| Problem requirements |
How many lines of the data contain "status"? Reply with the number alone.

[Dataset rows for apps and sites]
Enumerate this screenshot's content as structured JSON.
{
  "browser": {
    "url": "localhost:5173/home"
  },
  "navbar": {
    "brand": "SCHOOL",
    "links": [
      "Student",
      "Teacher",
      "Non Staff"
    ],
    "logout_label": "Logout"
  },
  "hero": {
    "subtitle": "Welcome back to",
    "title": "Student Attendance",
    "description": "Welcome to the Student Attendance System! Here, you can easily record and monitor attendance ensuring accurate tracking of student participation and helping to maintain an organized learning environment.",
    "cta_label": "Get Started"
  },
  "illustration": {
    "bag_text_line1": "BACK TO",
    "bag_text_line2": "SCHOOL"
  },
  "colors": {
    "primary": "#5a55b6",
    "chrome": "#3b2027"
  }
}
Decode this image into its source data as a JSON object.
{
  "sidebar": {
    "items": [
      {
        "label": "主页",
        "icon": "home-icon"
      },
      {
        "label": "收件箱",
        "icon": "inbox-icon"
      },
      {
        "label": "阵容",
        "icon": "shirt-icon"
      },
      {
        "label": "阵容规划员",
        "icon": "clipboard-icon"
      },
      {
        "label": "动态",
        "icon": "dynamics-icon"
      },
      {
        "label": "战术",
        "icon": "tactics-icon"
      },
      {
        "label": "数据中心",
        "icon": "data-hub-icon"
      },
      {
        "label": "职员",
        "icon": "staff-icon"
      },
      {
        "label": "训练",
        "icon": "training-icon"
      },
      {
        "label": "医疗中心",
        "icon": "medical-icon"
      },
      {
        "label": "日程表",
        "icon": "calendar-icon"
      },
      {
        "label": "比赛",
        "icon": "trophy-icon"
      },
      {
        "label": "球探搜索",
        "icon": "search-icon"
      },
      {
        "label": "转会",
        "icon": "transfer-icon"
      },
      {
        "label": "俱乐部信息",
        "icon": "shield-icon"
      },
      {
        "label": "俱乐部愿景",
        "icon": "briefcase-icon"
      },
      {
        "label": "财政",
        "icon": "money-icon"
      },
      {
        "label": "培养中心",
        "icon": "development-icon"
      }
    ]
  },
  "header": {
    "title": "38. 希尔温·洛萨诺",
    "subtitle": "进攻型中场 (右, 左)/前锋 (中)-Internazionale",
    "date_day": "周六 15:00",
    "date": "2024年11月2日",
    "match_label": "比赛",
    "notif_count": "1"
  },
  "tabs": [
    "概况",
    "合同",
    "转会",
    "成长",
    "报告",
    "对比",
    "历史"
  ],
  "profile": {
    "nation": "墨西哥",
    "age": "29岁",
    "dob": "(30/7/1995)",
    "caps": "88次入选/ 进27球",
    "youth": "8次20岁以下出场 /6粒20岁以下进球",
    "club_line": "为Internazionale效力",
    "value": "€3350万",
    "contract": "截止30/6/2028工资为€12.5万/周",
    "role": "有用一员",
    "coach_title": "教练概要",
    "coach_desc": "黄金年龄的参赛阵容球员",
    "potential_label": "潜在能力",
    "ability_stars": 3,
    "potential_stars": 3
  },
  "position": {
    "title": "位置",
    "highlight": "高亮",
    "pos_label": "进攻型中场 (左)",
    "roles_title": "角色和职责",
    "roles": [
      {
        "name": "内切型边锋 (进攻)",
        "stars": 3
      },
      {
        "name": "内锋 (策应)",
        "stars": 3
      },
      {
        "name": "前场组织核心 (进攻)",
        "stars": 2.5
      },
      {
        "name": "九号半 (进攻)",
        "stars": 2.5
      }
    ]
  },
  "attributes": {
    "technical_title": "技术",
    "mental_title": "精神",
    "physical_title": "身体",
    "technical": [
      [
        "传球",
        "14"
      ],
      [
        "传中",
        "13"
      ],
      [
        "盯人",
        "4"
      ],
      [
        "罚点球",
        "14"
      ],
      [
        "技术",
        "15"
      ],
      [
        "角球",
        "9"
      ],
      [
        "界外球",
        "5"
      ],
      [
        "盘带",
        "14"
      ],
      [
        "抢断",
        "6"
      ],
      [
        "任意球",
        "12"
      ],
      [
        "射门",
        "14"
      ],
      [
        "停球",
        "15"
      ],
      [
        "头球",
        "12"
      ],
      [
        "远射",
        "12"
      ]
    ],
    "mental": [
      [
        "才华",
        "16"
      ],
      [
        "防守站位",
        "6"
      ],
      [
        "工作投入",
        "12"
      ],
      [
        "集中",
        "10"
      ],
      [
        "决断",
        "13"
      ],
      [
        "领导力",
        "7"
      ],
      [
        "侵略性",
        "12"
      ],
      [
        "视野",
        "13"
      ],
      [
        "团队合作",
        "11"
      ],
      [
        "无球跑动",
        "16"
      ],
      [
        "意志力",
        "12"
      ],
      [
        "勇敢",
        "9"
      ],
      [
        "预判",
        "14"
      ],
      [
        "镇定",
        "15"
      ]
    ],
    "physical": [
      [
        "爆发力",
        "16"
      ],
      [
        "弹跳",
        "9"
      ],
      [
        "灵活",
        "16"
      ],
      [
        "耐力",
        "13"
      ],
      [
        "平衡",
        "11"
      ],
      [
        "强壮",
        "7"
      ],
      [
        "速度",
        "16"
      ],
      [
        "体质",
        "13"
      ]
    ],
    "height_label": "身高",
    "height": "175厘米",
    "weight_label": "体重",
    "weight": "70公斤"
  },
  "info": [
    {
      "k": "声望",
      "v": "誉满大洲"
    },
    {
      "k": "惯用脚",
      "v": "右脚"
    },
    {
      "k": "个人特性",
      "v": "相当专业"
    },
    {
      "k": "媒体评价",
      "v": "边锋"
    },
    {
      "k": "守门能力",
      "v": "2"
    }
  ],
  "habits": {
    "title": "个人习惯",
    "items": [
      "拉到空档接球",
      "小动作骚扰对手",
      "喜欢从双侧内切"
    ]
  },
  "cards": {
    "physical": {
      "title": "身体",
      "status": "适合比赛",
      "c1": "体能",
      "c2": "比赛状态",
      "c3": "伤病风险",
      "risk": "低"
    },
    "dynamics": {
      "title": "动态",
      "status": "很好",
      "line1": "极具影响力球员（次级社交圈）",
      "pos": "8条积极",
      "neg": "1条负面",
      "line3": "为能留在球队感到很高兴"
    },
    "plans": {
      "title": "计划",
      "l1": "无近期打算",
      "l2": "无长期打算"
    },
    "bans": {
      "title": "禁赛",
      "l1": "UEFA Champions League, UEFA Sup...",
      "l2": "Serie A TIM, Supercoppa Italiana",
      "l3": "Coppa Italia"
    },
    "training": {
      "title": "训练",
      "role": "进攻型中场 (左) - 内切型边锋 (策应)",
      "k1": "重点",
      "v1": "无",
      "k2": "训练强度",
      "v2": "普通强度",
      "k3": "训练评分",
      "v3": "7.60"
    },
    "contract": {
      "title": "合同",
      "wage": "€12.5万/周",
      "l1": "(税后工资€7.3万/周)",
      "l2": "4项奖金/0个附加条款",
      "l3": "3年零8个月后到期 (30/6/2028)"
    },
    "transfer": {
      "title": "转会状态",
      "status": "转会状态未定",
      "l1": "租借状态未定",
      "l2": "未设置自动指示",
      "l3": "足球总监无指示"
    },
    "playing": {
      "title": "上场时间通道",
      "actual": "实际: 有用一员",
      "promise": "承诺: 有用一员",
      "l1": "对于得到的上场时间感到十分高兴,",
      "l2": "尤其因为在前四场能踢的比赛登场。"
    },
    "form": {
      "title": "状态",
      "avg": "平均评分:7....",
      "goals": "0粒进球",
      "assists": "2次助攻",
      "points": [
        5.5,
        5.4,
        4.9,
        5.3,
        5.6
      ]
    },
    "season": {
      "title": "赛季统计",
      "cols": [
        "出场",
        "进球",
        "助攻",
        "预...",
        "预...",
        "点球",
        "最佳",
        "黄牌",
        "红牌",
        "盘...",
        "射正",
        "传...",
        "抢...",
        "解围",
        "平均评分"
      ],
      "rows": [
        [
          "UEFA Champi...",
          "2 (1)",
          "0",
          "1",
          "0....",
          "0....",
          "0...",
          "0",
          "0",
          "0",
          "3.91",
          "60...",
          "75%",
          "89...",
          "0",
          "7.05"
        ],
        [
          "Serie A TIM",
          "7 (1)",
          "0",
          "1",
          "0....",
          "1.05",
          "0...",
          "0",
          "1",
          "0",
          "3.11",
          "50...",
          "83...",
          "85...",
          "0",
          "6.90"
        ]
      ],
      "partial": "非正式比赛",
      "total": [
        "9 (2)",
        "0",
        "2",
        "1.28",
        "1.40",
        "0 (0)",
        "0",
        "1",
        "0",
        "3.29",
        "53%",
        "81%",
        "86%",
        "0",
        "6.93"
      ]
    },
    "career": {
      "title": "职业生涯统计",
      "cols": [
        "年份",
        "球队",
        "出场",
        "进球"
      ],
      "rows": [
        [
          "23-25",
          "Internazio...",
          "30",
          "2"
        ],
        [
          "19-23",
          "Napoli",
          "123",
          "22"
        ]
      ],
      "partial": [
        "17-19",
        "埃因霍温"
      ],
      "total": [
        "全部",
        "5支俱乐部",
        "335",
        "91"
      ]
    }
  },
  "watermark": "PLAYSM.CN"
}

| Solution |
3